REQUIREMENT » Scan the entries for "МедСервис". Every line that holds it is to be copied.

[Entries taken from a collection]
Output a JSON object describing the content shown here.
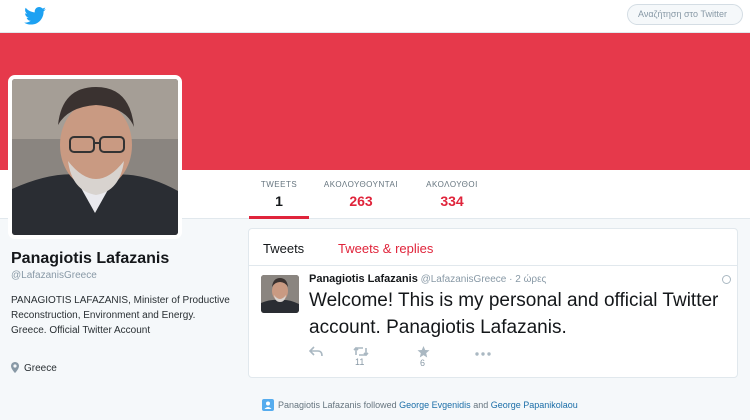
{
  "header": {
    "search_placeholder": "Αναζήτηση στο Twitter",
    "logo_icon": "twitter-bird-icon",
    "accent_color": "#1da1f2"
  },
  "banner": {
    "color": "#e6394b"
  },
  "stats": [
    {
      "label": "TWEETS",
      "value": "1"
    },
    {
      "label": "ΑΚΟΛΟΥΘΟΥΝΤΑΙ",
      "value": "263"
    },
    {
      "label": "ΑΚΟΛΟΥΘΟΙ",
      "value": "334"
    }
  ],
  "profile": {
    "name": "Panagiotis Lafazanis",
    "handle": "@LafazanisGreece",
    "bio": "PANAGIOTIS LAFAZANIS, Minister of Productive Reconstruction, Environment and Energy. Greece. Official Twitter Account",
    "location": "Greece"
  },
  "timeline": {
    "tabs": [
      "Tweets",
      "Tweets & replies"
    ],
    "tweet": {
      "name": "Panagiotis Lafazanis",
      "handle": "@LafazanisGreece",
      "separator": "·",
      "time": "2 ώρες",
      "text": "Welcome! This  is my personal and official Twitter account. Panagiotis Lafazanis.",
      "retweets": "11",
      "favorites": "6"
    }
  },
  "activity": {
    "actor": "Panagiotis Lafazanis",
    "verb": "followed",
    "user1": "George Evgenidis",
    "conj": "and",
    "user2": "George Papanikolaou"
  },
  "theme": {
    "link_red": "#e0243b",
    "link_blue": "#1b6ea8"
  }
}
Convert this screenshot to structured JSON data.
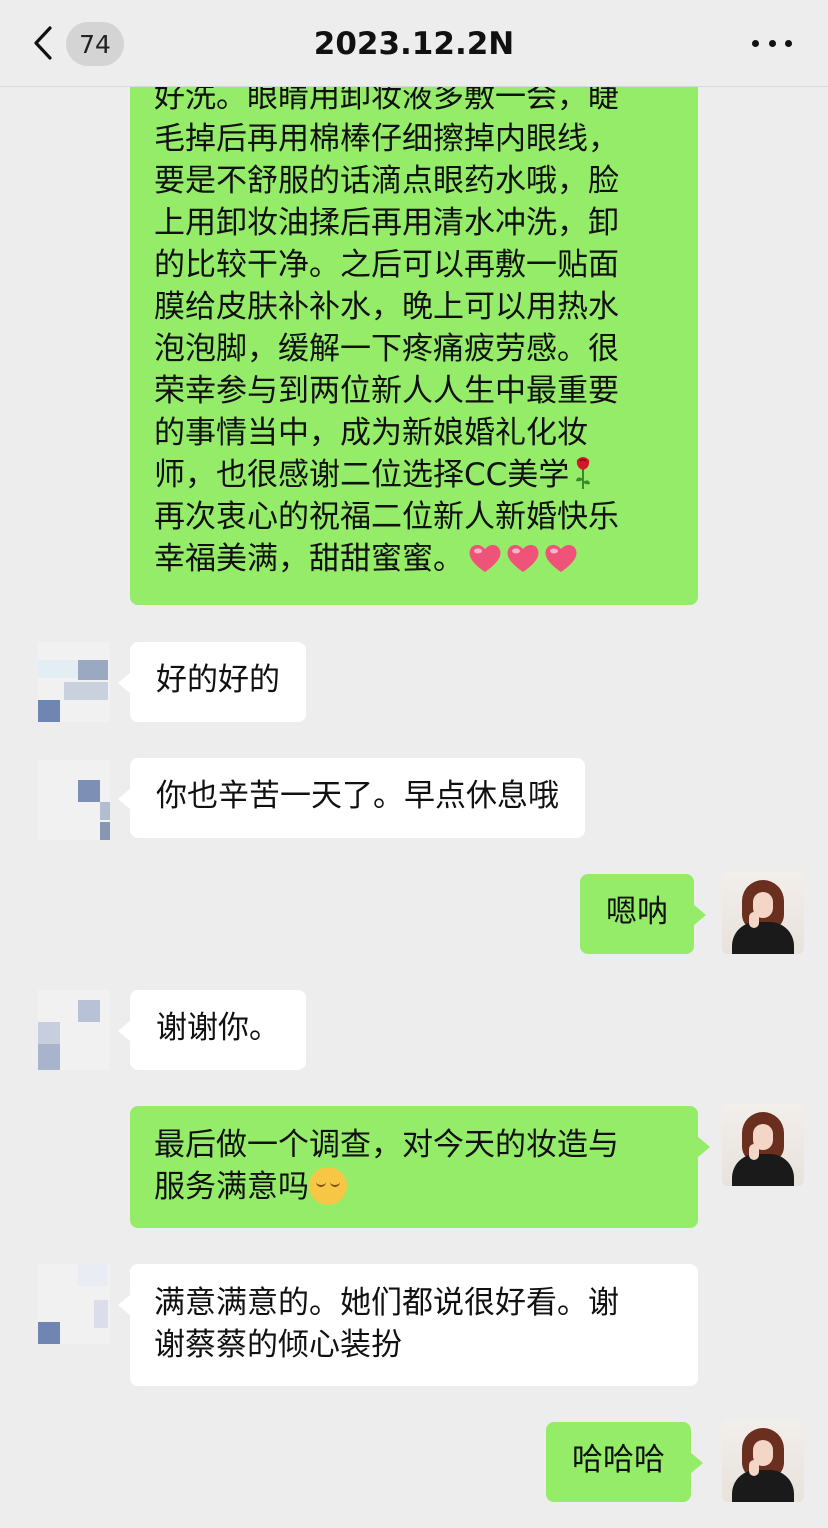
{
  "header": {
    "unread_count": "74",
    "title": "2023.12.2N"
  },
  "messages": [
    {
      "from": "me",
      "text": "好洗。眼睛用卸妆液多敷一会，睫毛掉后再用棉棒仔细擦掉内眼线，要是不舒服的话滴点眼药水哦，脸上用卸妆油揉后再用清水冲洗，卸的比较干净。之后可以再敷一贴面膜给皮肤补补水，晚上可以用热水泡泡脚，缓解一下疼痛疲劳感。很荣幸参与到两位新人人生中最重要的事情当中，成为新娘婚礼化妆师，也很感谢二位选择CC美学",
      "text_tail": "再次衷心的祝福二位新人新婚快乐幸福美满，甜甜蜜蜜。",
      "lines": [
        "好洗。眼睛用卸妆液多敷一会，睫",
        "毛掉后再用棉棒仔细擦掉内眼线，",
        "要是不舒服的话滴点眼药水哦，脸",
        "上用卸妆油揉后再用清水冲洗，卸",
        "的比较干净。之后可以再敷一贴面",
        "膜给皮肤补补水，晚上可以用热水",
        "泡泡脚，缓解一下疼痛疲劳感。很",
        "荣幸参与到两位新人人生中最重要",
        "的事情当中，成为新娘婚礼化妆",
        "师，也很感谢二位选择CC美学",
        "再次衷心的祝福二位新人新婚快乐",
        "幸福美满，甜甜蜜蜜。"
      ],
      "emojis": [
        "rose",
        "heart",
        "heart",
        "heart"
      ]
    },
    {
      "from": "them",
      "text": "好的好的"
    },
    {
      "from": "them",
      "text": "你也辛苦一天了。早点休息哦"
    },
    {
      "from": "me",
      "text": "嗯呐"
    },
    {
      "from": "them",
      "text": "谢谢你。"
    },
    {
      "from": "me",
      "text_line1": "最后做一个调查，对今天的妆造与",
      "text_line2": "服务满意吗",
      "emoji": "smiling-face"
    },
    {
      "from": "them",
      "text_line1": "满意满意的。她们都说很好看。谢",
      "text_line2": "谢蔡蔡的倾心装扮"
    },
    {
      "from": "me",
      "text": "哈哈哈"
    }
  ],
  "colors": {
    "background": "#ededed",
    "outgoing_bubble": "#95ec69",
    "incoming_bubble": "#ffffff"
  }
}
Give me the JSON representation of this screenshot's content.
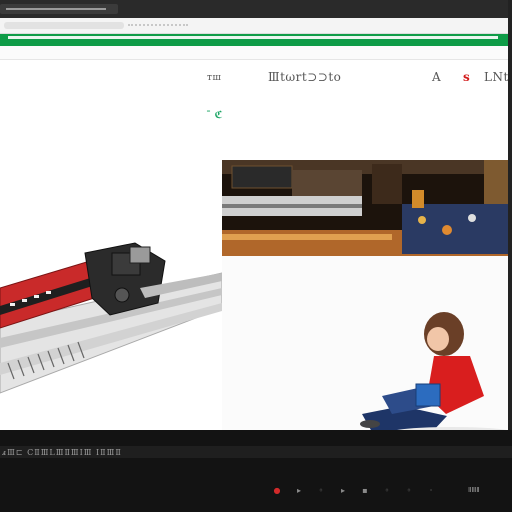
{
  "browser": {
    "address_text": "",
    "accent_color": "#0e9c47"
  },
  "header": {
    "small_mark": "тш",
    "title": "Ⅲtωrt⊃⊃to",
    "letter_a": "A",
    "red_mark": "s",
    "right_text": "ⅬΝtuo"
  },
  "content": {
    "sub_mark": "ˉ ℭ",
    "left_image": "machinery-illustration",
    "right_top_image": "workshop-photo",
    "right_bottom_image": "child-sitting-illustration"
  },
  "taskbar": {
    "status_text": "ⅎⅢ⊏ ⅭⅡⅢⅬⅢⅡⅢⅠⅢ ⅠⅡⅢⅡ",
    "tray_icons": [
      "record-icon",
      "play-icon",
      "circle-icon",
      "play-icon",
      "volume-icon",
      "wifi-icon",
      "circle-icon",
      "circle-icon"
    ],
    "tray_label": "ⅡⅢⅡ"
  }
}
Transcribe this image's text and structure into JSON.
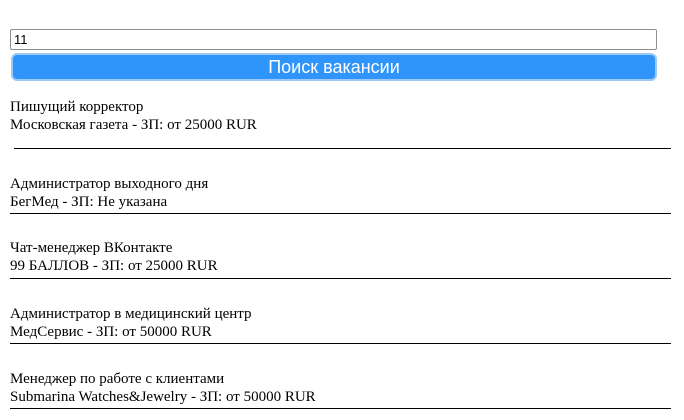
{
  "search": {
    "value": "11",
    "button_label": "Поиск вакансии"
  },
  "vacancies": [
    {
      "title": "Пишущий корректор",
      "employer": "Московская газета",
      "salary": "ЗП: от 25000 RUR",
      "meta": "Московская газета - ЗП: от 25000 RUR"
    },
    {
      "title": "Администратор выходного дня",
      "employer": "БегМед",
      "salary": "ЗП: Не указана",
      "meta": "БегМед - ЗП: Не указана"
    },
    {
      "title": "Чат-менеджер ВКонтакте",
      "employer": "99 БАЛЛОВ",
      "salary": "ЗП: от 25000 RUR",
      "meta": "99 БАЛЛОВ - ЗП: от 25000 RUR"
    },
    {
      "title": "Администратор в медицинский центр",
      "employer": "МедСервис",
      "salary": "ЗП: от 50000 RUR",
      "meta": "МедСервис - ЗП: от 50000 RUR"
    },
    {
      "title": "Менеджер по работе с клиентами",
      "employer": "Submarina Watches&Jewelry",
      "salary": "ЗП: от 50000 RUR",
      "meta": "Submarina Watches&Jewelry - ЗП: от 50000 RUR"
    }
  ],
  "colors": {
    "button_bg": "#2f95fb",
    "button_border": "#9ec9f7",
    "button_text": "#ffffff",
    "divider": "#000000"
  }
}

RESULT FOR THIS TASK »
      "employer": "МедСервис",
      "meta": "МедСервис - ЗП: от 50000 RUR"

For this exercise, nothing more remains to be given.